**Task prompt:** Your task is to write out every line of the data exactly. Drop the pictures.

Data extracted from a collection:
---------------
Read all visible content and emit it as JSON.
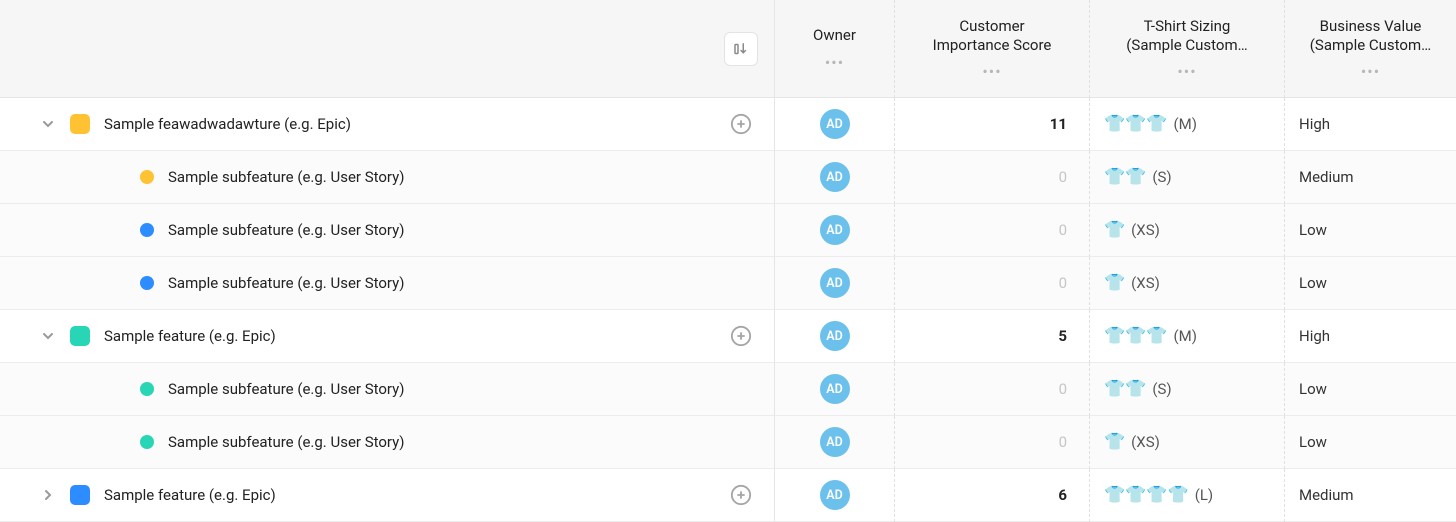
{
  "columns": {
    "owner": "Owner",
    "score": "Customer\nImportance Score",
    "tshirt": "T-Shirt Sizing\n(Sample Custom…",
    "biz": "Business Value\n(Sample Custom…"
  },
  "avatar_initials": "AD",
  "colors": {
    "yellow": "#ffc233",
    "blue": "#2d8cff",
    "teal": "#28d6b5",
    "brightblue": "#2d8cff"
  },
  "rows": [
    {
      "type": "parent",
      "expand": "down",
      "color": "yellow",
      "title": "Sample feawadwadawture (e.g. Epic)",
      "score": "11",
      "shirts": 3,
      "size_label": "(M)",
      "biz": "High"
    },
    {
      "type": "child",
      "color": "yellow",
      "title": "Sample subfeature (e.g. User Story)",
      "score": "0",
      "shirts": 2,
      "size_label": "(S)",
      "biz": "Medium"
    },
    {
      "type": "child",
      "color": "blue",
      "title": "Sample subfeature (e.g. User Story)",
      "score": "0",
      "shirts": 1,
      "size_label": "(XS)",
      "biz": "Low"
    },
    {
      "type": "child",
      "color": "blue",
      "title": "Sample subfeature (e.g. User Story)",
      "score": "0",
      "shirts": 1,
      "size_label": "(XS)",
      "biz": "Low"
    },
    {
      "type": "parent",
      "expand": "down",
      "color": "teal",
      "title": "Sample feature (e.g. Epic)",
      "score": "5",
      "shirts": 3,
      "size_label": "(M)",
      "biz": "High"
    },
    {
      "type": "child",
      "color": "teal",
      "title": "Sample subfeature (e.g. User Story)",
      "score": "0",
      "shirts": 2,
      "size_label": "(S)",
      "biz": "Low"
    },
    {
      "type": "child",
      "color": "teal",
      "title": "Sample subfeature (e.g. User Story)",
      "score": "0",
      "shirts": 1,
      "size_label": "(XS)",
      "biz": "Low"
    },
    {
      "type": "parent",
      "expand": "right",
      "color": "brightblue",
      "title": "Sample feature (e.g. Epic)",
      "score": "6",
      "shirts": 4,
      "size_label": "(L)",
      "biz": "Medium"
    }
  ]
}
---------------
**Exercise output:**
Read all visible content and emit it as JSON.
{
  "columns": {
    "owner": "Owner",
    "score": "Customer\nImportance Score",
    "tshirt": "T-Shirt Sizing\n(Sample Custom…",
    "biz": "Business Value\n(Sample Custom…"
  },
  "avatar_initials": "AD",
  "colors": {
    "yellow": "#ffc233",
    "blue": "#2d8cff",
    "teal": "#28d6b5",
    "brightblue": "#2d8cff"
  },
  "rows": [
    {
      "type": "parent",
      "expand": "down",
      "color": "yellow",
      "title": "Sample feawadwadawture (e.g. Epic)",
      "score": "11",
      "shirts": 3,
      "size_label": "(M)",
      "biz": "High"
    },
    {
      "type": "child",
      "color": "yellow",
      "title": "Sample subfeature (e.g. User Story)",
      "score": "0",
      "shirts": 2,
      "size_label": "(S)",
      "biz": "Medium"
    },
    {
      "type": "child",
      "color": "blue",
      "title": "Sample subfeature (e.g. User Story)",
      "score": "0",
      "shirts": 1,
      "size_label": "(XS)",
      "biz": "Low"
    },
    {
      "type": "child",
      "color": "blue",
      "title": "Sample subfeature (e.g. User Story)",
      "score": "0",
      "shirts": 1,
      "size_label": "(XS)",
      "biz": "Low"
    },
    {
      "type": "parent",
      "expand": "down",
      "color": "teal",
      "title": "Sample feature (e.g. Epic)",
      "score": "5",
      "shirts": 3,
      "size_label": "(M)",
      "biz": "High"
    },
    {
      "type": "child",
      "color": "teal",
      "title": "Sample subfeature (e.g. User Story)",
      "score": "0",
      "shirts": 2,
      "size_label": "(S)",
      "biz": "Low"
    },
    {
      "type": "child",
      "color": "teal",
      "title": "Sample subfeature (e.g. User Story)",
      "score": "0",
      "shirts": 1,
      "size_label": "(XS)",
      "biz": "Low"
    },
    {
      "type": "parent",
      "expand": "right",
      "color": "brightblue",
      "title": "Sample feature (e.g. Epic)",
      "score": "6",
      "shirts": 4,
      "size_label": "(L)",
      "biz": "Medium"
    }
  ]
}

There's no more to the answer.